BEGIN THE DATA
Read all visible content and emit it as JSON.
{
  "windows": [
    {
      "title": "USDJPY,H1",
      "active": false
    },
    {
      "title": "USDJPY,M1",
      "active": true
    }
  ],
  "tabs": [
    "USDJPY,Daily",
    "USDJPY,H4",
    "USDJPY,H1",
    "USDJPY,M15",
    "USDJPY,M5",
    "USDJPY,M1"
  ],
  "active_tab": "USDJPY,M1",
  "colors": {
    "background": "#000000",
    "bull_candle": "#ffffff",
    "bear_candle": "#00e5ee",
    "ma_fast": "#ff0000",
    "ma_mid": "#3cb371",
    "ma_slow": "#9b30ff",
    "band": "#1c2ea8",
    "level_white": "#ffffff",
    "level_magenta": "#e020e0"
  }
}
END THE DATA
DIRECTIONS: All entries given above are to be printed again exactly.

FINAL ANSWER:
Read all visible content and emit it as JSON.
{
  "windows": [
    {
      "title": "USDJPY,H1",
      "active": false
    },
    {
      "title": "USDJPY,M1",
      "active": true
    }
  ],
  "tabs": [
    "USDJPY,Daily",
    "USDJPY,H4",
    "USDJPY,H1",
    "USDJPY,M15",
    "USDJPY,M5",
    "USDJPY,M1"
  ],
  "active_tab": "USDJPY,M1",
  "colors": {
    "background": "#000000",
    "bull_candle": "#ffffff",
    "bear_candle": "#00e5ee",
    "ma_fast": "#ff0000",
    "ma_mid": "#3cb371",
    "ma_slow": "#9b30ff",
    "band": "#1c2ea8",
    "level_white": "#ffffff",
    "level_magenta": "#e020e0"
  }
}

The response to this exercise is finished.